- **About this exercise**:
Go through the material and tally the lines containing the string "true". Give the total alone.

════════

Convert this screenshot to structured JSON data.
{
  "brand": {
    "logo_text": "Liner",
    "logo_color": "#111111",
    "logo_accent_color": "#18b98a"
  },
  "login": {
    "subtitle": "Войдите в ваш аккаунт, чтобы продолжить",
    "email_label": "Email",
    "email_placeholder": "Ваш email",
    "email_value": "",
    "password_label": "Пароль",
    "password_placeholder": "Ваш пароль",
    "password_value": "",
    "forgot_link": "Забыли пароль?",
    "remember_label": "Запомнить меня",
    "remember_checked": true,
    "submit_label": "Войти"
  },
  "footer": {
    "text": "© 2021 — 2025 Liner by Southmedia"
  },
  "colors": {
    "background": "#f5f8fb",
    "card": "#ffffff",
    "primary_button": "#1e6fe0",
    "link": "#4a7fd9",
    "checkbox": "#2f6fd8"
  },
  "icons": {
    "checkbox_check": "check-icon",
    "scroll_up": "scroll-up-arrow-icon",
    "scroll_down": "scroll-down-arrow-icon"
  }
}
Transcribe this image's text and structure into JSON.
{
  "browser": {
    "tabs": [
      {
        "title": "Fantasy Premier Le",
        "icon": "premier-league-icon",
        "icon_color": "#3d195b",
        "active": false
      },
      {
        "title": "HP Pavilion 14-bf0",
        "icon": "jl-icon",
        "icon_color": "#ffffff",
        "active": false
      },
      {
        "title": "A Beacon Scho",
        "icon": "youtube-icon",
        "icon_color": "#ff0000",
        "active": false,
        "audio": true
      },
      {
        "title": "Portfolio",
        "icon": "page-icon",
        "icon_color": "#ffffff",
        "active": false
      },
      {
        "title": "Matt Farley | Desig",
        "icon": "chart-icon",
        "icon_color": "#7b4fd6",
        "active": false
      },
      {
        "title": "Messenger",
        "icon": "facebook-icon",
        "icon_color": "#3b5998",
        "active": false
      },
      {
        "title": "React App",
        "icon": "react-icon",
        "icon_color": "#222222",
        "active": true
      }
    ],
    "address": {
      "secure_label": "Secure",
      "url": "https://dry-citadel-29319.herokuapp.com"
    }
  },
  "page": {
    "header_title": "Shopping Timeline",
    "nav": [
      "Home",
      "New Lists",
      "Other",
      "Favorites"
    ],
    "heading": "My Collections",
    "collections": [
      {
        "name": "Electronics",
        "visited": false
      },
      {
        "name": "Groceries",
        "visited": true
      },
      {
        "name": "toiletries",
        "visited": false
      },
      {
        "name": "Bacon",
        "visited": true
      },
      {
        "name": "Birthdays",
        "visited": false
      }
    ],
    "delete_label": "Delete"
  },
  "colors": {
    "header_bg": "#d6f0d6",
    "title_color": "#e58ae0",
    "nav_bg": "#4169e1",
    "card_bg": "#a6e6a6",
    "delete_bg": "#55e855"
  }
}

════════

- **Task solution**:
5